According to a statement from Mayor Nickels, “The partnership will create a strong collaboration among Seattle-area employers that will help achieve the community-wide climate protection goals by increasing the number of public and private institutions that are taking actions to reduce global warming pollution. This will create a dynamic network of institutions that support each others’ successes by sharing information, resources, and ideas.

“To jump start the partnership, seven businesses and institutions have agreed to be founding partners — Port of Seattle, Recreational Equipment Inc., University of Washington, Starbucks Coffee Company, Urban Visions, Lafarge Seattle, and the City of Seattle. The founding partners have committed to work together to draft the Seattle Climate Partnership Agreement, recruit additional employers to the partnership, and provide direction on training materials and a resource guide.”

A final agreement is expected by the end of April, followed by a Business Leaders Summit in early summer 2006 and trainings for businesses on how to reduce their greenhouse gas emissions in late summer 2006 and early fall 2006.

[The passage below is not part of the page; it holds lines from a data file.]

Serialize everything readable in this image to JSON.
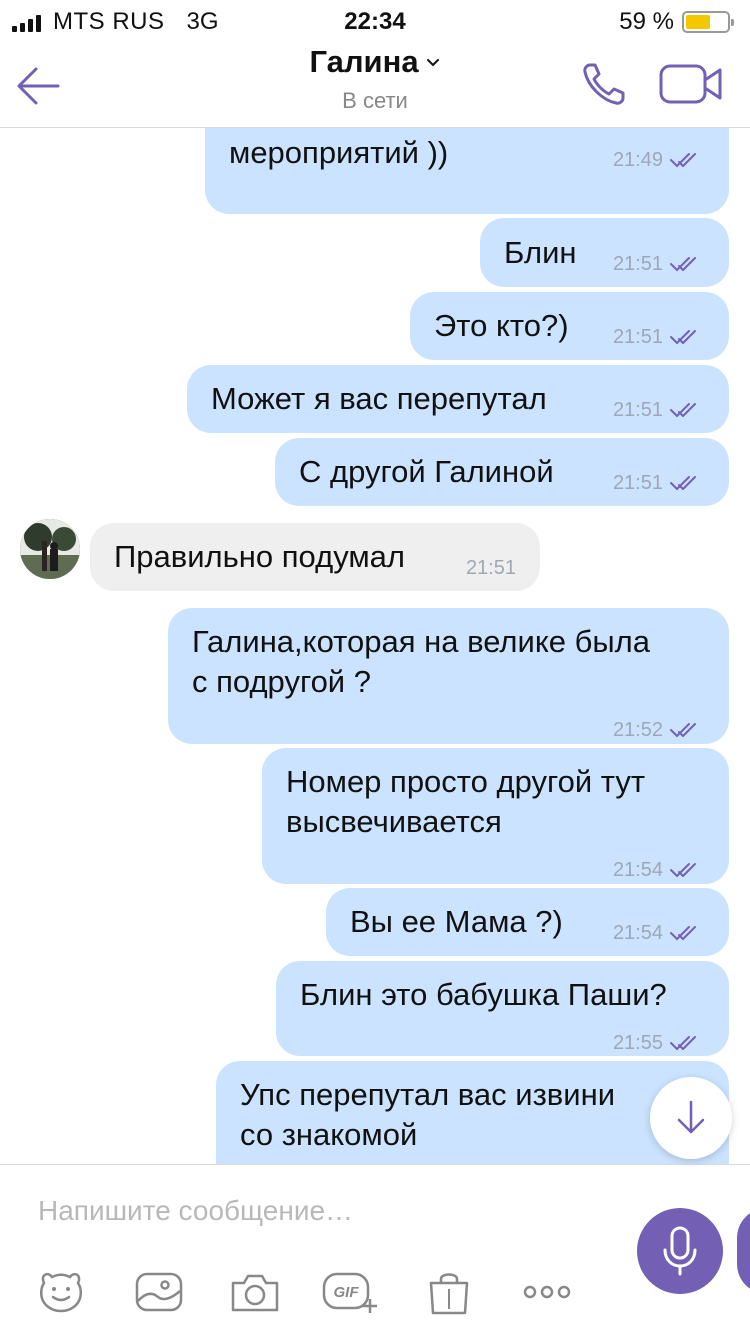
{
  "status_bar": {
    "carrier": "MTS RUS",
    "network": "3G",
    "time": "22:34",
    "battery_text": "59 %",
    "battery_level": 0.59
  },
  "header": {
    "title": "Галина",
    "subtitle": "В сети",
    "icons": {
      "back": "back-arrow-icon",
      "call": "phone-icon",
      "video": "video-camera-icon",
      "chevron": "chevron-down-icon"
    }
  },
  "messages": [
    {
      "dir": "out",
      "text": "мероприятий ))",
      "time": "21:49",
      "read": true
    },
    {
      "dir": "out",
      "text": "Блин",
      "time": "21:51",
      "read": true
    },
    {
      "dir": "out",
      "text": "Это кто?)",
      "time": "21:51",
      "read": true
    },
    {
      "dir": "out",
      "text": "Может я вас перепутал",
      "time": "21:51",
      "read": true
    },
    {
      "dir": "out",
      "text": "С другой Галиной",
      "time": "21:51",
      "read": true
    },
    {
      "dir": "in",
      "text": "Правильно подумал",
      "time": "21:51"
    },
    {
      "dir": "out",
      "lines": [
        "Галина,которая на велике была",
        "с подругой ?"
      ],
      "time": "21:52",
      "read": true
    },
    {
      "dir": "out",
      "lines": [
        "Номер просто другой тут",
        "высвечивается"
      ],
      "time": "21:54",
      "read": true
    },
    {
      "dir": "out",
      "text": "Вы ее Мама ?)",
      "time": "21:54",
      "read": true
    },
    {
      "dir": "out",
      "text": "Блин это бабушка Паши?",
      "time": "21:55",
      "read": true
    },
    {
      "dir": "out",
      "lines": [
        "Упс перепутал вас извини",
        "со знакомой"
      ]
    }
  ],
  "composer": {
    "placeholder": "Напишите сообщение…",
    "toolbar": [
      "sticker-icon",
      "gallery-icon",
      "camera-icon",
      "gif-icon",
      "shopping-bag-icon",
      "more-icon"
    ],
    "mic_icon": "microphone-icon"
  },
  "colors": {
    "accent": "#7360b5",
    "outgoing_bubble": "#cbe3ff",
    "incoming_bubble": "#efefef",
    "meta_text": "#9ea7b4"
  }
}
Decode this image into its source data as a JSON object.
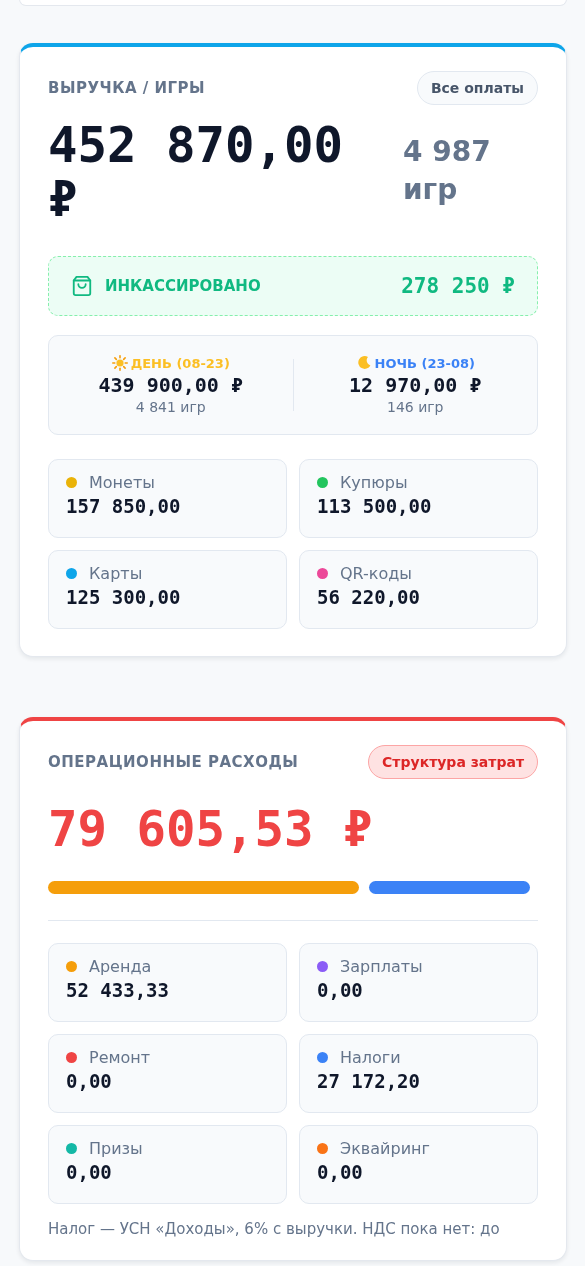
{
  "revenue": {
    "title": "ВЫРУЧКА / ИГРЫ",
    "button": "Все оплаты",
    "amount": "452 870,00 ₽",
    "games": "4 987 игр",
    "collected": {
      "label": "ИНКАССИРОВАНО",
      "amount": "278 250 ₽"
    },
    "shifts": [
      {
        "kind": "day",
        "label": "ДЕНЬ (08-23)",
        "amount": "439 900,00 ₽",
        "games": "4 841 игр"
      },
      {
        "kind": "night",
        "label": "НОЧЬ (23-08)",
        "amount": "12 970,00 ₽",
        "games": "146 игр"
      }
    ],
    "methods": [
      {
        "label": "Монеты",
        "amount": "157 850,00",
        "color": "#eab308"
      },
      {
        "label": "Купюры",
        "amount": "113 500,00",
        "color": "#22c55e"
      },
      {
        "label": "Карты",
        "amount": "125 300,00",
        "color": "#0ea5e9"
      },
      {
        "label": "QR-коды",
        "amount": "56 220,00",
        "color": "#ec4899"
      }
    ]
  },
  "expenses": {
    "title": "ОПЕРАЦИОННЫЕ РАСХОДЫ",
    "button": "Структура затрат",
    "amount": "79 605,53 ₽",
    "items": [
      {
        "label": "Аренда",
        "amount": "52 433,33",
        "color": "#f59e0b"
      },
      {
        "label": "Зарплаты",
        "amount": "0,00",
        "color": "#8b5cf6"
      },
      {
        "label": "Ремонт",
        "amount": "0,00",
        "color": "#ef4444"
      },
      {
        "label": "Налоги",
        "amount": "27 172,20",
        "color": "#3b82f6"
      },
      {
        "label": "Призы",
        "amount": "0,00",
        "color": "#14b8a6"
      },
      {
        "label": "Эквайринг",
        "amount": "0,00",
        "color": "#f97316"
      }
    ],
    "note": "Налог — УСН «Доходы», 6% с выручки. НДС пока нет: до"
  }
}
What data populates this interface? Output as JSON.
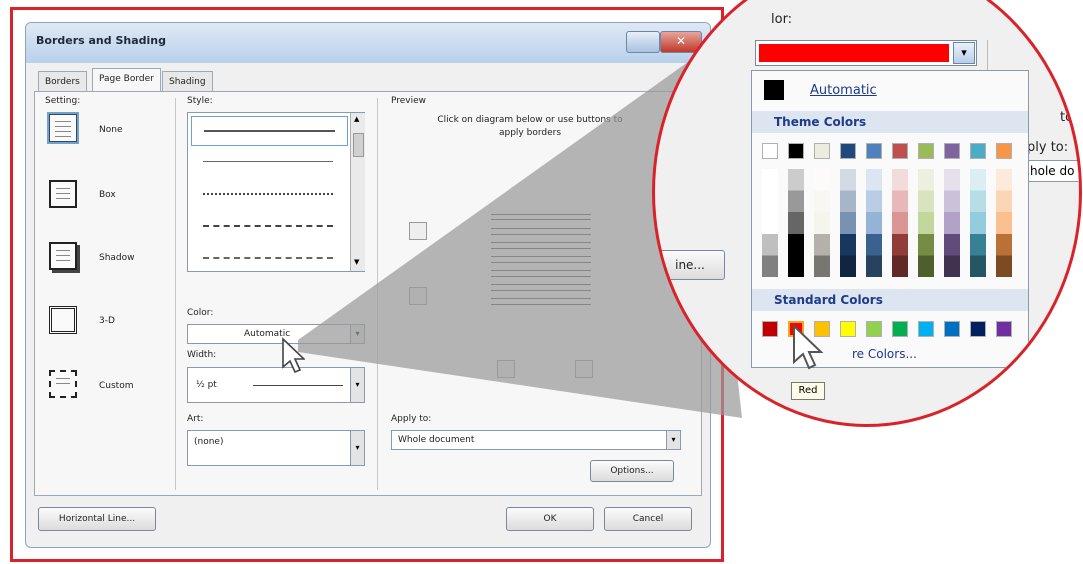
{
  "dialog": {
    "title": "Borders and Shading",
    "tabs": [
      "Borders",
      "Page Border",
      "Shading"
    ],
    "setting_label": "Setting:",
    "settings": [
      "None",
      "Box",
      "Shadow",
      "3-D",
      "Custom"
    ],
    "style_label": "Style:",
    "color_label": "Color:",
    "color_value": "Automatic",
    "width_label": "Width:",
    "width_value": "½ pt",
    "art_label": "Art:",
    "art_value": "(none)",
    "preview_label": "Preview",
    "preview_hint": "Click on diagram below or use buttons to apply borders",
    "apply_to_label": "Apply to:",
    "apply_to_value": "Whole document",
    "options_button": "Options...",
    "horizontal_line_button": "Horizontal Line...",
    "ok_button": "OK",
    "cancel_button": "Cancel"
  },
  "zoom": {
    "color_label_fragment": "lor:",
    "selected_color": "#ff0000",
    "automatic_label": "Automatic",
    "theme_colors_label": "Theme Colors",
    "standard_colors_label": "Standard Colors",
    "more_colors_label": "More Colors...",
    "more_colors_visible": "re Colors...",
    "tooltip": "Red",
    "side_text_1": "tom",
    "side_text_2": "ply to:",
    "side_text_3": "hole do",
    "side_button": "ine...",
    "theme_colors": [
      "#ffffff",
      "#000000",
      "#eeece1",
      "#1f497d",
      "#4f81bd",
      "#c0504d",
      "#9bbb59",
      "#8064a2",
      "#4bacc6",
      "#f79646"
    ],
    "standard_colors": [
      "#c00000",
      "#ff0000",
      "#ffc000",
      "#ffff00",
      "#92d050",
      "#00b050",
      "#00b0f0",
      "#0070c0",
      "#002060",
      "#7030a0"
    ]
  },
  "colors": {
    "frame_red": "#d9232a",
    "overlay_gray": "#9a9a9a",
    "accent_blue": "#6aa3d8"
  }
}
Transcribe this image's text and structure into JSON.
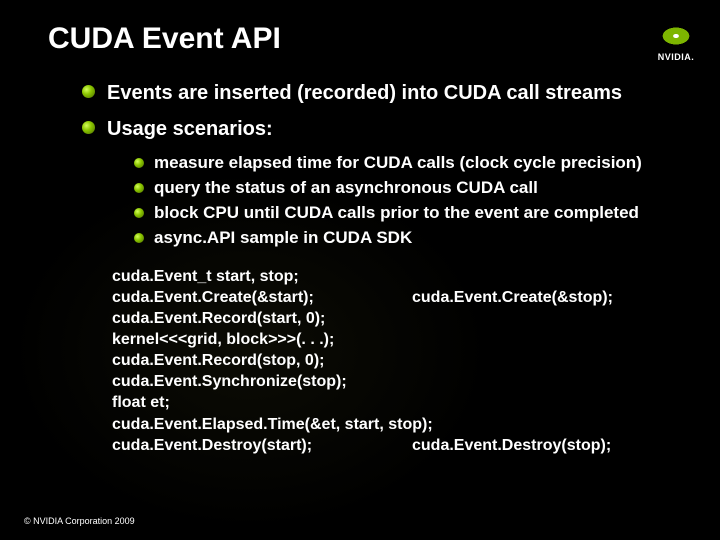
{
  "brand": {
    "name": "NVIDIA."
  },
  "title": "CUDA Event API",
  "bullets": {
    "main": [
      "Events are inserted (recorded) into CUDA call streams",
      "Usage scenarios:"
    ],
    "sub": [
      "measure elapsed time for CUDA calls (clock cycle precision)",
      "query the status of an asynchronous CUDA call",
      "block CPU until CUDA calls prior to the event are completed",
      "async.API sample in CUDA SDK"
    ]
  },
  "code": {
    "lines": [
      {
        "left": "cuda.Event_t start, stop;",
        "right": ""
      },
      {
        "left": "cuda.Event.Create(&start);",
        "right": "cuda.Event.Create(&stop);"
      },
      {
        "left": "cuda.Event.Record(start, 0);",
        "right": ""
      },
      {
        "left": "kernel<<<grid, block>>>(. . .);",
        "right": ""
      },
      {
        "left": "cuda.Event.Record(stop, 0);",
        "right": ""
      },
      {
        "left": "cuda.Event.Synchronize(stop);",
        "right": ""
      },
      {
        "left": "float et;",
        "right": ""
      },
      {
        "left": "cuda.Event.Elapsed.Time(&et, start, stop);",
        "right": ""
      },
      {
        "left": "cuda.Event.Destroy(start);",
        "right": "cuda.Event.Destroy(stop);"
      }
    ]
  },
  "copyright": "© NVIDIA Corporation 2009"
}
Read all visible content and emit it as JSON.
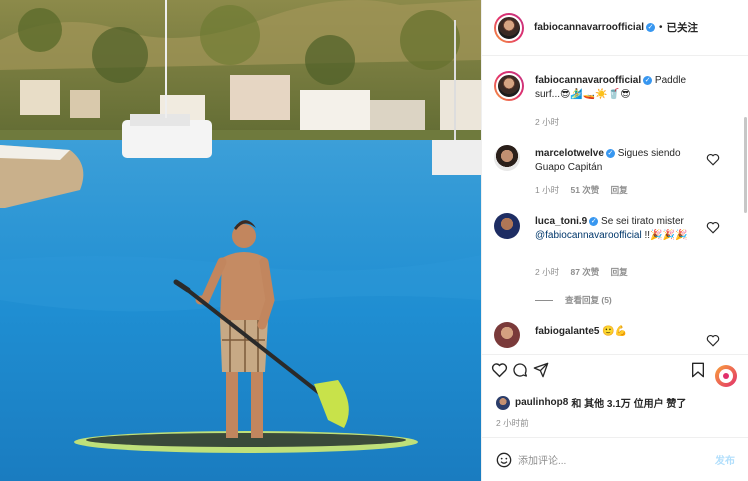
{
  "header": {
    "username": "fabiocannavarroofficial",
    "follow_label": "已关注"
  },
  "caption": {
    "username": "fabiocannavaroofficial",
    "text": "Paddle surf...😎🏄‍♂️🚤☀️🥤😎",
    "time": "2 小时"
  },
  "comments": [
    {
      "username": "marcelotwelve",
      "text": "Sigues siendo Guapo Capitán",
      "time": "1 小时",
      "likes": "51 次赞",
      "reply": "回复"
    },
    {
      "username": "luca_toni.9",
      "text": "Se sei tirato mister",
      "mention": "@fabiocannavaroofficial",
      "emoji": "!!🎉🎉🎉",
      "time": "2 小时",
      "likes": "87 次赞",
      "reply": "回复",
      "view_replies": "查看回复 (5)"
    },
    {
      "username": "fabiogalante5",
      "text": "🙂💪"
    }
  ],
  "likes_line": {
    "user": "paulinhop8",
    "rest": "和 其他 3.1万 位用户 赞了"
  },
  "post_time": "2 小时前",
  "add_comment": {
    "placeholder": "添加评论...",
    "post_label": "发布"
  },
  "icons": [
    "verified-badge-icon",
    "heart-icon",
    "comment-icon",
    "share-icon",
    "bookmark-icon",
    "emoji-icon"
  ]
}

Money for Parks
For the first time in REI’s history, the company topped $1 billion in sales for 2005, and with that, the company board voted to divide $1 million among 100 community parks across the United States — significantly bumping up the more than $3 million the company already put aside for grants supporting outdoor recreation and conservation causes in 2006.

When we asked Jewell how the company decided to divvy up the money, she told us that the decisions were made by REI stores at a local level with an emphasis on parks working to get urban communities outdoors.

A list of parks receiving money can be found by clicking here.

SNEWS® View: There is a fantastic movement afoot that is no longer just about waving a green banner to collect the oohs and aahs from customers and compatriots it appears. More and more, the green movement in our industry is taking shape through the collaboration with other brands. And, increasingly, companies are realizing, correctly, that practicing sustainable business that is good for the globe is also good for the bottom line — being green and being profitable can go hand-in-hand. We salute REI’s incredible commitment to sustainability and encourage other companies to join the ranks of those (Patagonia, MEC, Timberland, Prana, Liz Clairborne, Chaco, Half-Moon Outfitters, and more) which are demonstrating that the outdoor industry is the perfect place for the principles of sustainable business to gain traction, momentum, and be used as an example and template for other industries worldwide. 

The SNEWS® headquarters in California converted to solar power in 2004 and currently feeds electricity back to the grid. We are currently exploring converting our other field offices used by our staff to green power use through the purchase of green power credits. SNEWS® is committed to further the communication of the green message. Our regular “Green Scene” column takes a look at what our industry is doing well, what it can do better, and provide inspiration and ideas for establishing our industry position as the leaders in green for both preservation and profit. If you have ideas or issues you would like to see us discuss, send an email